In a scathing Saturday editorial excoriating the U.S. for being addicted to debt and living beyond its means, China’s state-run news agency highlighted a different but related issue: China’s U.S. debt holdings that amount to some $1.16 trillion. If U.S. Treasuries are worth less in the wake of the country’s downgrade, then China has a problem of its own.
The Washington Post reported that China’s editorial roundly scolded the U.S. for “squander[ing] unlimited overseas borrowing,” and said those days were at an end. Beijing had said nothing in the days leading up to the budget agreement when downgrades were threatened. Now that it has become a reality, and the potential threat to its own investments has become more immediate, the country’s leaders have become openly critical of the U.S.
China’s own ratings agency, Dagong Global Credit Rating Co., had already cut the U.S. rating for the second time three days before. Its first cut was administered in November, although little attention was paid to it at the time.
According to a Reuters report, China’s anger over the U.S. debt situation masks its own economic situation, which is so heavily tied to exports that it maintains a constant influx of foreign currencies and their attendant risks.
Beijing is apparently concerned that its economic policies are moving too slowly to keep up with the global economic situation—both in foreign currency risk and in falling demand for exports as other countries continue to tighten their belts in austerity. Officials have said off the record that China must change its policies in order to lower its trade imbalance and stock of foreign currency reserves.

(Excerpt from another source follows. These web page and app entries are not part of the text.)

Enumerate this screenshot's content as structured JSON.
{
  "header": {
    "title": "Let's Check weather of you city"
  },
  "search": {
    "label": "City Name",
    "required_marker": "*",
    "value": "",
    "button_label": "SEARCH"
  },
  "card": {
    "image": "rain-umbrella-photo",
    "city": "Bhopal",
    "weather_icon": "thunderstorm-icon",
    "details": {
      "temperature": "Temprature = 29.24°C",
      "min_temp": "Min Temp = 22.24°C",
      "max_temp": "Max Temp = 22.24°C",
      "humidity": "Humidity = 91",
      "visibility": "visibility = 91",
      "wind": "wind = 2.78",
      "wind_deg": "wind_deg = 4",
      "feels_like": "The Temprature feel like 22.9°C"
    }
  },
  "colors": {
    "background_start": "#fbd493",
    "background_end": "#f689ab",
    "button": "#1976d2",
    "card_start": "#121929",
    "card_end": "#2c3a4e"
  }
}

While one step it is taking is to reduce restrictions on foreign investment, that has little effect on its enormous reserves. On Friday, Yu Yongding, a former central bank adviser, had called for a float of the yuan, as reported by AdvisorOne. While it is doubtful that China will permit that any time soon, the fact that such a step was called for in public, says the report, indicates that the country is ready for more drastic change than it has previously allowed.